Free2B has demonstrated significant improvements in students’ social problem-solving knowledge, prosocial attitudes about bullying, empathy for victims, and feelings of responsibility to help in bullying situations. Over 90 percent of students in both Philadelphia and Dallas indicated that the program teaches skills that students can use to stop bullying, and approximately 87 percent of students in both cities indicated that the program was a fun way to learn about bullying. Additional findings include:

  • 9 percent increase in feeling responsible to help others
  • 13 percent increase in empathy
  • 10 percent increase in feeling confident that you could help others in distress, which suggests that the program has quite a powerful immediate impact on bystanders
  • 36 percent increase in understanding that bullying is not “normal”
  • 21 percent increase in understanding the importance of reading others’ social cues, which is an incredibly important way to prevent unnecessary conflicts

In addition, 5,000 students in Mexico and 130,000 students in Israel have experienced the Free2B program. The research team at CHOP is poised to examine the impact of these shows, as well as to conduct national and international comparative studies.


 Free2B Framework

Towards a Replicable Model

The impact of Free2B will be increased through an ongoing cycle of evaluation, production refinements, outreach, and dissemination-- the Free2B Framework.  Specifically, this framework helps to achieve ongoing relevance, expansion, and impact over time. The Free2B team aims to capitalize on the initial success and excitement of Free2B to inspire and create school-specific anti-bullying action plans, mobile apps, and other technological innovations for edutainment (a combination of education and entertainment) in order to help children continue learning and practicing bullying prevention skills.

Meet the Free2B Research Team

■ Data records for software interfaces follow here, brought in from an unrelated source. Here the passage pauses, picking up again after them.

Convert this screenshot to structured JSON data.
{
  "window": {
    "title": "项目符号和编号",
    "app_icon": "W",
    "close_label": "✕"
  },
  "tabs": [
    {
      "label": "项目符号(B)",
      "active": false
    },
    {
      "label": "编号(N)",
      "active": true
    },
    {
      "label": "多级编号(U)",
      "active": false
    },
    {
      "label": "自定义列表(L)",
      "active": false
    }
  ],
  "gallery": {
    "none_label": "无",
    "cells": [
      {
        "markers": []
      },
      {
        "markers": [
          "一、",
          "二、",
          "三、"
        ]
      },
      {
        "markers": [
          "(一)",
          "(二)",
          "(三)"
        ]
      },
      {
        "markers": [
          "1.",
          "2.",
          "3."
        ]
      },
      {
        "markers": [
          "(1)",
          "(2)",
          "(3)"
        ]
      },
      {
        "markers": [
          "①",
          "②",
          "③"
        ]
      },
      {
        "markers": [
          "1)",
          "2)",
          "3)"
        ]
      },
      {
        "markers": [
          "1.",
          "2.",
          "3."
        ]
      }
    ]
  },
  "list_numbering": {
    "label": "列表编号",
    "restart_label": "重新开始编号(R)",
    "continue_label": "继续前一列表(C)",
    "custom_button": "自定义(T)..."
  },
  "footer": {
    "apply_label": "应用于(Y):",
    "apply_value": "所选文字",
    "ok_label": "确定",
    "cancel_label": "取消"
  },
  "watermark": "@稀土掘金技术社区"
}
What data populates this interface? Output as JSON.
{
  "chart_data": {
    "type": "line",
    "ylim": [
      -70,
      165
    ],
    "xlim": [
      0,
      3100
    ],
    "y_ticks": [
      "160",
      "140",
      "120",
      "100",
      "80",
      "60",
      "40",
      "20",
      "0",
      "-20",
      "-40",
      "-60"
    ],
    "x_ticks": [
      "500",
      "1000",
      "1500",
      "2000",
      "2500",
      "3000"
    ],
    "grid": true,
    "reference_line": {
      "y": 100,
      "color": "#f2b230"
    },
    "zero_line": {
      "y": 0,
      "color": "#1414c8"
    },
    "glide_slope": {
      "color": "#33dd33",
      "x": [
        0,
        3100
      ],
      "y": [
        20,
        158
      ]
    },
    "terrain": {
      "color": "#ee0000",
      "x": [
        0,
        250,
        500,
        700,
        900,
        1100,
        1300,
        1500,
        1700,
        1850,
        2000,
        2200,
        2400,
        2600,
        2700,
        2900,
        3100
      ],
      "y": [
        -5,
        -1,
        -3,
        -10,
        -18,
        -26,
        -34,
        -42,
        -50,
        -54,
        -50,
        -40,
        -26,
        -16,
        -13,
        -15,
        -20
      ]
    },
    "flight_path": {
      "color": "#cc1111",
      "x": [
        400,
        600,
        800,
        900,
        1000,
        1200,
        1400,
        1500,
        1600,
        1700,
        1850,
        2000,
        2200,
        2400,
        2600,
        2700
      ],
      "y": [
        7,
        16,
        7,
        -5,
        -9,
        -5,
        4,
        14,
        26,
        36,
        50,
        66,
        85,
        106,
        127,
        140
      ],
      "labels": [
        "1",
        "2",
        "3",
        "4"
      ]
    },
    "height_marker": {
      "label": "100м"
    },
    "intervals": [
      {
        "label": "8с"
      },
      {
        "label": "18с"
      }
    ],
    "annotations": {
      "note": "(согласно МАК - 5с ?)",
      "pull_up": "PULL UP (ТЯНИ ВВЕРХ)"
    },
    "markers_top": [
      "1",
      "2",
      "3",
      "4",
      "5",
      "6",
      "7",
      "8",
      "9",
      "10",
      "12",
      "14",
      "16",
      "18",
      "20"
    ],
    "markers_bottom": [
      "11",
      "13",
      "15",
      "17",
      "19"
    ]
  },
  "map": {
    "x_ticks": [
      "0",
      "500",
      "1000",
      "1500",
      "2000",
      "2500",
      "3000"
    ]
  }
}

Free2B is led by a group of research leaders from The Children's Hospital of Philadelphia, Drs. Stephen Leff, PhD, Tracy Waasdorp, PhD, MEd, Brooke Paskewich, PsyD, and Flaura Winston, MD, PhD., who collectively have expertise in bullying and school-based prevention, public health and injury prevention, sophisticated design and statistics, and strategies for large-scale dissemination. They are joined by Ori Yardeni, an expert in edutainment and technology.  

Recommended Reading

Allen VD, Solomon P. Educational-Entertainment as an Intervention With Black Adolescents Exposed to Community Violence. Journal of Prevention and Intervention in the Community, 2012. 40(4): 313-324.

Leff SS, Lefler EK, Khera GS, Paskewich B, Jawad AF. Preliminary Examination of a Cartoon-based Hostile Attribution Bias Measure for Urban African-American Boys. American Journal of Community Psychology, 2011.49(3-4):332-346.

Leff SS, Waasdorp TE, Winston FK. Free2B: Bridging the gap between theory, practice. Injury Prevention, 2016. 22: A208.

Nocentini A, Zambuto V, Menesini E. Anti-bullying Programs and Information and Communication Technologies (ICTs): A systematic review. Aggression and Violent Behavior. 2015. 23:52-60.

Sapouna M, Wolke D, Vannini N, Watson S, Woods S, Schneider W, Enz S, Hall L, Paiva A, André E, Dautenhahn K, Aylett R. Virtual Learning Intervention to Reduce Bullying Victimization in Primary School: A controlled trial. Journal of Child Psychology and Psychiatry, 2010. 51(1):104–112.